In the state court, appellant had been tried for manslaughter and convicted of simple assault, for which he was sentenced to pay a fine of $100 and costs. In the District Court, he was thereafter tried for the same conduct for violation of two federal statutes and convicted of offenses for which he was subject to a total imprisonment of eleven years, and a fine of $12,000. He was sentenced to the custody of the Attorney General for imprisonment for one year, with no fine.
It is said on his behalf that appellant was arrested, in the state court proceedings, incarcerated, publicly scorned, tried before a jury, convicted, paid the penalty there prescribed, and for, the rest of his life, will be haunted by the memories of that fatal night; that all that went before the commencement of the present proceedings rehabilitated appellant, and served as a deterrent, far more effectively than incarceration, under the sentence of the District Court in the instant case, can ever do; and that, therefore, in sentencing him to imprisonment for one year, the District Court abused its discretion.
In all the affairs of men, the follies or faults of a moment or a day may sadden all the years of a lifetime, and all are needful of will or resolution, or of the Divinity they worship, to be preserved to the last of their days from a fate that, hid in an auger-hole, may rush and seize them.
Appellant was not placed in double jeopardy. The sentence could be said to have been a minimum one under the aggravated circumstances, and could not be considered excessive, harsh, and cruel; nor does the fact that appellant had been tried in the state court, and convicted of simple assault, together with the humiliation and remorse attendant on the tragedy, infuse the present sentence with excessiveness or cruelty. Rather, the sentence appears to have been tempered by a humane consideration of all of these factors, on the part of the District Court.
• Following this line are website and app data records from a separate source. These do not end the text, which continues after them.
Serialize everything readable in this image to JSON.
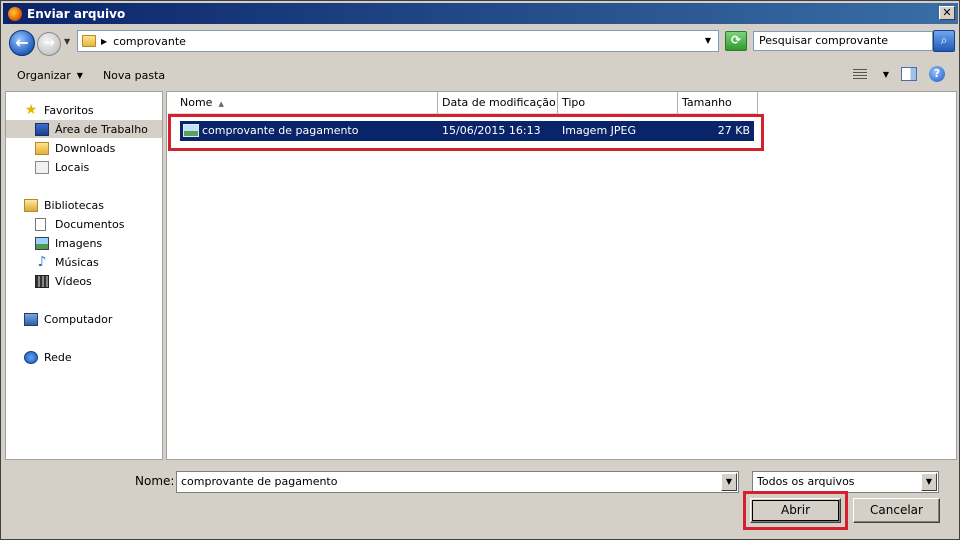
{
  "window": {
    "title": "Enviar arquivo"
  },
  "address": {
    "path": "comprovante",
    "search_placeholder": "Pesquisar comprovante"
  },
  "toolbar": {
    "organize_label": "Organizar",
    "new_folder_label": "Nova pasta"
  },
  "sidebar": {
    "favorites_label": "Favoritos",
    "favorites": [
      {
        "label": "Área de Trabalho",
        "icon": "desktop-icon",
        "selected": true
      },
      {
        "label": "Downloads",
        "icon": "downloads-folder-icon"
      },
      {
        "label": "Locais",
        "icon": "recent-places-icon"
      }
    ],
    "libraries_label": "Bibliotecas",
    "libraries": [
      {
        "label": "Documentos",
        "icon": "documents-icon"
      },
      {
        "label": "Imagens",
        "icon": "pictures-icon"
      },
      {
        "label": "Músicas",
        "icon": "music-icon"
      },
      {
        "label": "Vídeos",
        "icon": "videos-icon"
      }
    ],
    "computer_label": "Computador",
    "network_label": "Rede"
  },
  "columns": {
    "name": "Nome",
    "modified": "Data de modificação",
    "type": "Tipo",
    "size": "Tamanho"
  },
  "files": [
    {
      "name": "comprovante de pagamento",
      "modified": "15/06/2015 16:13",
      "type": "Imagem JPEG",
      "size": "27 KB",
      "selected": true
    }
  ],
  "footer": {
    "filename_label": "Nome:",
    "filename_value": "comprovante de pagamento",
    "filter_value": "Todos os arquivos",
    "open_label": "Abrir",
    "cancel_label": "Cancelar"
  },
  "colors": {
    "selection": "#0a246a",
    "highlight": "#d3212d",
    "titlebar": "#0a246a"
  }
}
In the sentence, there was no abuse of discretion.
In accordance with the foregoing, the judgment of the District Court is affirmed.